] satisfied this score fully.
Although the Resilience Scale has been applied to younger populations, it was developed using qualitative data from older women. More rigorous approaches to content validity advocate that the target group should be involved with the item selection when measures are being developed[11
]. Thus applying a more rigorous criterion for content validity could lead to different conclusions.
In order to address known methodological weaknesses in the current evidence informing practice, this paper reports a methodological systematic review of resilience measurement scales, using published quality assessment criteria to evaluate psychometric properties[15
]. The comprehensive set of quality criteria was developed for the purpose of evaluating psychometric properties of health status measures and address content validity, internal consistency, criterion validity, construct validity, reproducibility, responsiveness, floor and ceiling effects and interpretability (see Table ). In addition to strengthening the previous review, it updates it to the current, and by identifying scales that have been applied to all populations (not just adolescents) it contributes an important addition to the current evidence base.
Scoring criteria for the quality assessment of each resilience measure
The aims are to:
• Identify resilience measurement scales and their target population
• Assess the psychometric rigour of measures
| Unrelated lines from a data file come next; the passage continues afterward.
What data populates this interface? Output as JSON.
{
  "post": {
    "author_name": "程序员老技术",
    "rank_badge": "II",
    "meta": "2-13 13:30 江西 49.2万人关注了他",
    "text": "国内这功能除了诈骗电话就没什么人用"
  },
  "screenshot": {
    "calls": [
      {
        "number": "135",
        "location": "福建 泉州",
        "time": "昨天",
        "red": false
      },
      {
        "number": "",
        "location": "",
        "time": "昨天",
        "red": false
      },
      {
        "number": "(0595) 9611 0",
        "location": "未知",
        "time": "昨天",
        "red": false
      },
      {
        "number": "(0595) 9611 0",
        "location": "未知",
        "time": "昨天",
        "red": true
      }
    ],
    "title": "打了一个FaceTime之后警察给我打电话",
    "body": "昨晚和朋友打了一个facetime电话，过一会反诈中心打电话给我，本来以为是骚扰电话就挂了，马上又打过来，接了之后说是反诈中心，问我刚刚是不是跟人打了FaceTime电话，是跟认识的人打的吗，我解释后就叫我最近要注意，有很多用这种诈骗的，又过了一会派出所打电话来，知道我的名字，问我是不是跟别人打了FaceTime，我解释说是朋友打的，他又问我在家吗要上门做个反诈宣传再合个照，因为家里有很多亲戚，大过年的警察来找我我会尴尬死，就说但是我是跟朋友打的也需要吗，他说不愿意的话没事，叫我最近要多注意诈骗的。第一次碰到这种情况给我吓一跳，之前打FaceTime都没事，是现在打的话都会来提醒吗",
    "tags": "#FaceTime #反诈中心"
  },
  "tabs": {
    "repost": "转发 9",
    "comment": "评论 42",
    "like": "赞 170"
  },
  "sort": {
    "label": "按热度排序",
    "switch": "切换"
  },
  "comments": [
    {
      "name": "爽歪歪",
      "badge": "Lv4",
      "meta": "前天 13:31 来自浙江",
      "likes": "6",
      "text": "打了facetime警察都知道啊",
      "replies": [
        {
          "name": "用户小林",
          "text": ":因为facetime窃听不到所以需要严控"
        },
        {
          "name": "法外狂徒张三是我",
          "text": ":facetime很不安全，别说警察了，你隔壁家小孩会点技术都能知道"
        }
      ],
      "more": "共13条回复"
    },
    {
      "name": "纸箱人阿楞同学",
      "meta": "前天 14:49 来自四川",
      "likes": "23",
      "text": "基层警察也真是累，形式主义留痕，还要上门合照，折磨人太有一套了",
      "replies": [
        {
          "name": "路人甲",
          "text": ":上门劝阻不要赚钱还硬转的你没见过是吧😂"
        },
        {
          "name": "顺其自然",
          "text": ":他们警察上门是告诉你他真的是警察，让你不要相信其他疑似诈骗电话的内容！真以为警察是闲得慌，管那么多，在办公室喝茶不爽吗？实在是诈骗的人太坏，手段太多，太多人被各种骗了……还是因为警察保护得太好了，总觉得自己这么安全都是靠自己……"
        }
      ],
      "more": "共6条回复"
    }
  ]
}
• Identify research and practice implications
• Ascertain whether a 'gold standard' resilience measure currently exists